> In most open source projects, maintainers of a module/library/component of
> the core library are the final arbiter of what patches are accepted into
> their domain. Patches may be rejected for any reason or no reason.

That is simply not true.

> Speaking as the maintainer of a significant upstream component of Ruby (Tk's
> Mac bindings), I am grateful for patches. The submitter may very well be
> smarter than me about the subject in question and I am happy to commit their
> patch if the use-case is reasonably well-explained, and causes no
> side-effects when applied.
>
> However, sometimes I do not accept patches. This could be because I don't
> understand the use case for the patch, do not agree with the solution to the
> problem, or do not agree that the issue in question *is* a problem. In such
> cases, the only time I would expect to be second-guessed by another member
> of the project would be if their technical expertise were greater than or
> equal to mine.

In most projects when one or more maintainers of other modules might
disagree, and then there's always a leader (e.g. Linus Torvalds) that
makes the final decision. So no, in most projects the module
maintainers are not the final arbiters of what goes in those modules.

> In most cases, the "consensus" you are looking for simply does not exist.

But in this case there is. That's why Time.strptime() got fixed,
Rubinius's Time.strptime() got fixed, and Rubinius DateTime.strptime()
got fixed.

> Patches are not reviewed by a committee, patches are typically reviewed by
> individuals who provide expertise that other members of the project lack. If
> an individual with unique or significant expertise leaves a project, there
> simply may not be anyone to replace him or her. When the maintainer involved
> is the original author of the code, this is especially true. Matz has
> indicated as much with the maintainer in question.

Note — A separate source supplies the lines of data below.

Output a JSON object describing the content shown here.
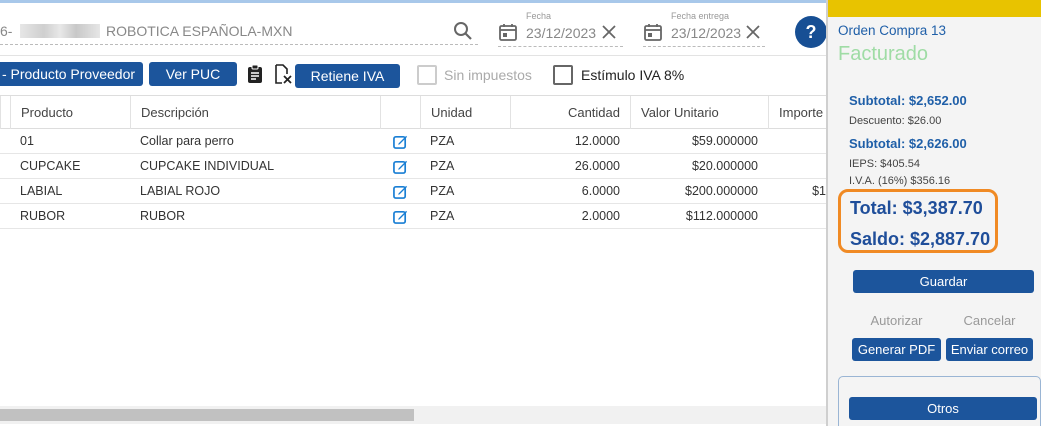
{
  "header": {
    "supplier_prefix": "6-",
    "supplier_name": "ROBOTICA ESPAÑOLA-MXN",
    "fecha_label": "Fecha",
    "fecha_value": "23/12/2023",
    "fecha_entrega_label": "Fecha entrega",
    "fecha_entrega_value": "23/12/2023",
    "help_label": "?"
  },
  "toolbar": {
    "producto_proveedor": "- Producto Proveedor",
    "ver_puc": "Ver PUC",
    "retiene_iva": "Retiene IVA",
    "sin_impuestos": "Sin impuestos",
    "estimulo_iva": "Estímulo IVA 8%"
  },
  "table": {
    "columns": [
      "Producto",
      "Descripción",
      "Unidad",
      "Cantidad",
      "Valor Unitario",
      "Importe"
    ],
    "rows": [
      {
        "producto": "01",
        "descripcion": "Collar para perro",
        "unidad": "PZA",
        "cantidad": "12.0000",
        "valor": "$59.000000",
        "importe": ""
      },
      {
        "producto": "CUPCAKE",
        "descripcion": "CUPCAKE INDIVIDUAL",
        "unidad": "PZA",
        "cantidad": "26.0000",
        "valor": "$20.000000",
        "importe": ""
      },
      {
        "producto": "LABIAL",
        "descripcion": "LABIAL ROJO",
        "unidad": "PZA",
        "cantidad": "6.0000",
        "valor": "$200.000000",
        "importe": "$1"
      },
      {
        "producto": "RUBOR",
        "descripcion": "RUBOR",
        "unidad": "PZA",
        "cantidad": "2.0000",
        "valor": "$112.000000",
        "importe": ""
      }
    ]
  },
  "panel": {
    "order_title": "Orden Compra 13",
    "status": "Facturado",
    "subtotal1": "Subtotal: $2,652.00",
    "descuento": "Descuento: $26.00",
    "subtotal2": "Subtotal: $2,626.00",
    "ieps": "IEPS: $405.54",
    "iva": "I.V.A. (16%) $356.16",
    "total": "Total: $3,387.70",
    "saldo": "Saldo: $2,887.70",
    "guardar": "Guardar",
    "autorizar": "Autorizar",
    "cancelar": "Cancelar",
    "generar_pdf": "Generar PDF",
    "enviar_correo": "Enviar correo",
    "otros": "Otros"
  },
  "colors": {
    "primary": "#1c559c",
    "accent_bar": "#e8c300",
    "status_green": "#9fdca5",
    "highlight": "#f08a24"
  }
}
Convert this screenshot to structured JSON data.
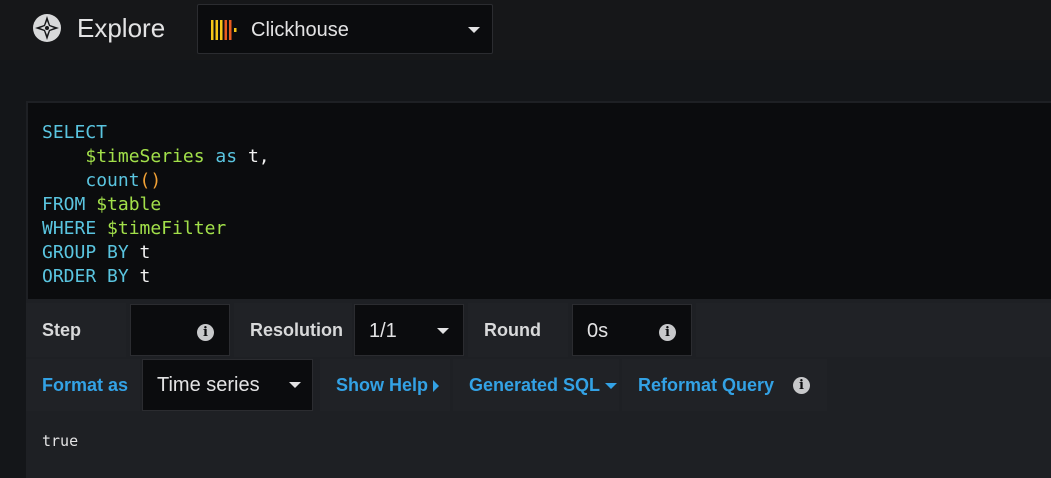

There is a concept know as the "bus factor" that measures how
concentrated is the knowledge shared in the team. If losing a single
developer can cause such big problems, that's not ideal.

> I can also echo others in this thread that the arrogance you have displayed
> in your comments far overshadows any technical merit your arguments might
> have. In my own domain, I welcome constructive disagreement and can even be
> persuaded by it, but if you come at me with the kind of combative attitude
> you have displayed, I will end the discussion quickly and advise you to
> maintain your own fork of the code with your patch applied--that is, after
> all, one of the benefits of open source.

So you don't care what is better for the Ruby project, you just want
to have nice and pleasant discussions. Got it.

[1] http://en.wikipedia.org/wiki/Bus_factor

-- 
Felipe Contreras